Just days until congestion zone extension is scrapped
Christmas Day has been dubbed ‘WEZ Freedom Day’ as the cameras will finally be made be obsolete from Dec 25 - after three years of hard campaigning from H&F Council and prominent residents’ groups.
December 24 will be the last day that the WEZ operates after the Mayor of London listened to the results of three public consultations - which all favoured scrapping the scheme. Road markings will be blasted from the streets and signs dismantled over the Christmas holidays.
Gordon Taylor, Chairman of the West London Residents Association, “Christmas Day is Freedom Day for west London. The abolition of the extension will mean the dismantling of the invisible Berlin Wall which has divided communities and hit businesses and freedom to move again without paying the exorbitant tax on drivers. What a great Christmas present for us all.”
65 per cent of the 13,000 people who responded to the third and final consultation wanted the extension scrapped and the daily toll - which is set to rise to £10 - will now only affect central London as the zone is stripped back to its original size.
Mayor Johnson said: “The people of west London had the extension unfairly foisted upon them and they have now voiced their antipathy for it loud and clear on several occasions.

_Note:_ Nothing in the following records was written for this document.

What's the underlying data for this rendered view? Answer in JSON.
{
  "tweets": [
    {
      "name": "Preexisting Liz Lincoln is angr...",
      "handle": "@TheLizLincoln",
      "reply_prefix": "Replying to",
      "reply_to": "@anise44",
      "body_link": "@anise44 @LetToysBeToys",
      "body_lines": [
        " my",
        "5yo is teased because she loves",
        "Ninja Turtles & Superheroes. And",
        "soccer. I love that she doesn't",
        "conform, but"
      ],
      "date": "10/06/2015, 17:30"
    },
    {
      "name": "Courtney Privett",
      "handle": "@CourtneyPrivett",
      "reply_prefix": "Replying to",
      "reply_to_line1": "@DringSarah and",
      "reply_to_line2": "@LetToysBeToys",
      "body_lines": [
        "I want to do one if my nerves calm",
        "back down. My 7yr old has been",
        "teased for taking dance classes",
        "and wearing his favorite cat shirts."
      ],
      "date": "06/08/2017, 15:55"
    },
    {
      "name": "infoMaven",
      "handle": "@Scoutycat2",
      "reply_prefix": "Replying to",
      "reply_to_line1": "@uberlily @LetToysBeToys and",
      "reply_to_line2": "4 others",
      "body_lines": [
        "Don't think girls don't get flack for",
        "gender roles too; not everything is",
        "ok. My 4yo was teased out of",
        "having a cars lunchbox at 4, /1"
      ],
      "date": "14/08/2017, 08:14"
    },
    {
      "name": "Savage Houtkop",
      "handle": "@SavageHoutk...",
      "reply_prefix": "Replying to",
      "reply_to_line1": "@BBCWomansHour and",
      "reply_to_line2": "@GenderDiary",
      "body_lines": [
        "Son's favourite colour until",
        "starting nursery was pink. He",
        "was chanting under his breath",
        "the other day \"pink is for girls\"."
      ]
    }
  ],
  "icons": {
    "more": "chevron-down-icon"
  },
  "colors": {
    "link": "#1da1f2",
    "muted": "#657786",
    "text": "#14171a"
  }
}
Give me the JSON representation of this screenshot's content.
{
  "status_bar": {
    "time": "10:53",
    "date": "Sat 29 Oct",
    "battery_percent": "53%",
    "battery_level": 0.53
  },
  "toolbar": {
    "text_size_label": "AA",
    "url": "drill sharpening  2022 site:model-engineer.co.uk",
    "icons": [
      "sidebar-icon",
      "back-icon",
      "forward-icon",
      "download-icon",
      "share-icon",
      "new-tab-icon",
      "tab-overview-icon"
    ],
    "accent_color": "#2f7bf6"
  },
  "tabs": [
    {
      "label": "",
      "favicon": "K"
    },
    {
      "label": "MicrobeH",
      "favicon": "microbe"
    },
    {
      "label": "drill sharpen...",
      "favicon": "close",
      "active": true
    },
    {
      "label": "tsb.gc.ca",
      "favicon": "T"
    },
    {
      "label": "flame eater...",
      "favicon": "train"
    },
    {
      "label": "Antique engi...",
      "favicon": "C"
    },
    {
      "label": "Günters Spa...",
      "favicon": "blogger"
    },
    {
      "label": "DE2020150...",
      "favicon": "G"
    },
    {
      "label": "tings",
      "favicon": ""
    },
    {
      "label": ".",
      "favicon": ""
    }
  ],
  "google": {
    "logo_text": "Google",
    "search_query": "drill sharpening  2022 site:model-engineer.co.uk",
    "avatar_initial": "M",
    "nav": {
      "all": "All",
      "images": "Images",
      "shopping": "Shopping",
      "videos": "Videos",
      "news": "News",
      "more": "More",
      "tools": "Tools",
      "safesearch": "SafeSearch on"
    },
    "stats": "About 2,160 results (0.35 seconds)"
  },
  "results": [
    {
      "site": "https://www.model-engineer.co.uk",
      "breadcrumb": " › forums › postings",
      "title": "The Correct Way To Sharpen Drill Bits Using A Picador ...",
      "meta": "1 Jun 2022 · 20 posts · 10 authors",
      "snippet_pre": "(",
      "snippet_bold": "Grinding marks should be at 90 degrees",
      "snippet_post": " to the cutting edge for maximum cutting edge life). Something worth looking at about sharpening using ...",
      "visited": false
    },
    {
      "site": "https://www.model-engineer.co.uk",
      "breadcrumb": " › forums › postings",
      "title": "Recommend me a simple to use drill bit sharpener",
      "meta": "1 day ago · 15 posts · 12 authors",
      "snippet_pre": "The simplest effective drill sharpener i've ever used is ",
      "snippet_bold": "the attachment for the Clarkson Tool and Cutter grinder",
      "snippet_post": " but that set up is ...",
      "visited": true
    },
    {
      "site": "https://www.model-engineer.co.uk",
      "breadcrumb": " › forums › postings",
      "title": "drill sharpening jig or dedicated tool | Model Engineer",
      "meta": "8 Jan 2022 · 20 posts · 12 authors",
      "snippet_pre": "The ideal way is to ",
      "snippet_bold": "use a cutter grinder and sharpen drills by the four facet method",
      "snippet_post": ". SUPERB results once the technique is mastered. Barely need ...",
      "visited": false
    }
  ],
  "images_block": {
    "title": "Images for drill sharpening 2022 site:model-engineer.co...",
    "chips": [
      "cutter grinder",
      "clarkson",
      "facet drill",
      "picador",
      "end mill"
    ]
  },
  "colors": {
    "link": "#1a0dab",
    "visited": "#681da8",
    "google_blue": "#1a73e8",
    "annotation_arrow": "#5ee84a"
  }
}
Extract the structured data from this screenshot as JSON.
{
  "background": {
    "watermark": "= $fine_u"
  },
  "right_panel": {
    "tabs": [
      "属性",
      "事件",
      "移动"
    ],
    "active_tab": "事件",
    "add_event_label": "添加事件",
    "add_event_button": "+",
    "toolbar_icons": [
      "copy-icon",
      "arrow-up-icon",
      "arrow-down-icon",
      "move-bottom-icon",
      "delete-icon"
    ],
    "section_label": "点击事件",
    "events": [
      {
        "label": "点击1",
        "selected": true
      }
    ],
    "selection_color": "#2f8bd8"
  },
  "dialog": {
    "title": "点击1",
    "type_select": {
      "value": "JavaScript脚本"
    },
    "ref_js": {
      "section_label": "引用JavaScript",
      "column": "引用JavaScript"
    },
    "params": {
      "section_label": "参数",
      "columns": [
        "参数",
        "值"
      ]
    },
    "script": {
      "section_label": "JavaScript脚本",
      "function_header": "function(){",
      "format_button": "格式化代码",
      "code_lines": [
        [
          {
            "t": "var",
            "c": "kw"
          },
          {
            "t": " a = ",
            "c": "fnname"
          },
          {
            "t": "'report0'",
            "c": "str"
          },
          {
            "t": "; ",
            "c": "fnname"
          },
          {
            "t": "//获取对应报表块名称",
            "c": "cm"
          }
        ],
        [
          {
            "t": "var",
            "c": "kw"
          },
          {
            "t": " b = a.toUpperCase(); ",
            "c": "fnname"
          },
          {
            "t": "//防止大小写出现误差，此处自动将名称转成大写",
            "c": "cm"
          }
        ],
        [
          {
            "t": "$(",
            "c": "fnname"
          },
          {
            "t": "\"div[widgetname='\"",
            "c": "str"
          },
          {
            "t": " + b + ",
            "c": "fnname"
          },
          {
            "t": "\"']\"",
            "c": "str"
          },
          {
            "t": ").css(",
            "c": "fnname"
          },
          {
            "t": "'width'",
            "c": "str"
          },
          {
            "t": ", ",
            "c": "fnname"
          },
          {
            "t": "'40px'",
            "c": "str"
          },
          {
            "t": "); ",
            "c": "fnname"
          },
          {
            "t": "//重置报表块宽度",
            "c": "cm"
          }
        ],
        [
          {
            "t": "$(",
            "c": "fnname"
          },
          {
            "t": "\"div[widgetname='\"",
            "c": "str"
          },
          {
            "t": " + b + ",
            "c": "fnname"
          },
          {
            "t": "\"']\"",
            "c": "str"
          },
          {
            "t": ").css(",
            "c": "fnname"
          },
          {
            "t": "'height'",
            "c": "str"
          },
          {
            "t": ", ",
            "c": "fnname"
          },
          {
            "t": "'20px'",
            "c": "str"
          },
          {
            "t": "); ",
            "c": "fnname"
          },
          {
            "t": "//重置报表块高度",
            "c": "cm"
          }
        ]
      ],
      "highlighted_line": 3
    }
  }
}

After negotiating a testing course of several legal hurdles, I am delighted to be able to confirm that it will now be removed by Christmas.
“It will be vanquished, annihilated and obliterated, with road markings literally blasted from the earth over the festive period.”
After it was created in February 2007, the WEZ quickly became known as West London’s Berlin Wall - due to the invisible barrier it created between neighbourhoods. Transport for London (TfL) has predicted it will lose around £55 million but critics point-out that the extension failed in its central aim of reducing congestion in west London.
Before the extension was added, a TfL study showed H&F had the most congested roads in London. The figures revealed a mind numbing 7.6 million hours lost in traffic, compared to 6.9 million in neighbouring Kensington & Chelsea. More than three years later, there is no evidence that the roads in the borough have become less congested. H&F Council has consistently campaigned against the extension ever since it was proposed.
Prominent anti-WEZ campaigner David Tarsh, of Stonor Road, says: “The idea that one improves traffic flow by cordoning off an area and charging motorists to enter is absurd. Traffic initially flowed in the newly created central zone not because of the charging regime but because simultaneously lights were rephrased and roadworks were completed at the very moment when London’s roads were least congested.
“The abolition of the WEZ is a moment for instant celebration but the really wonderful Christmas present will be the revival of commerce in the capital.”
December 13, 2010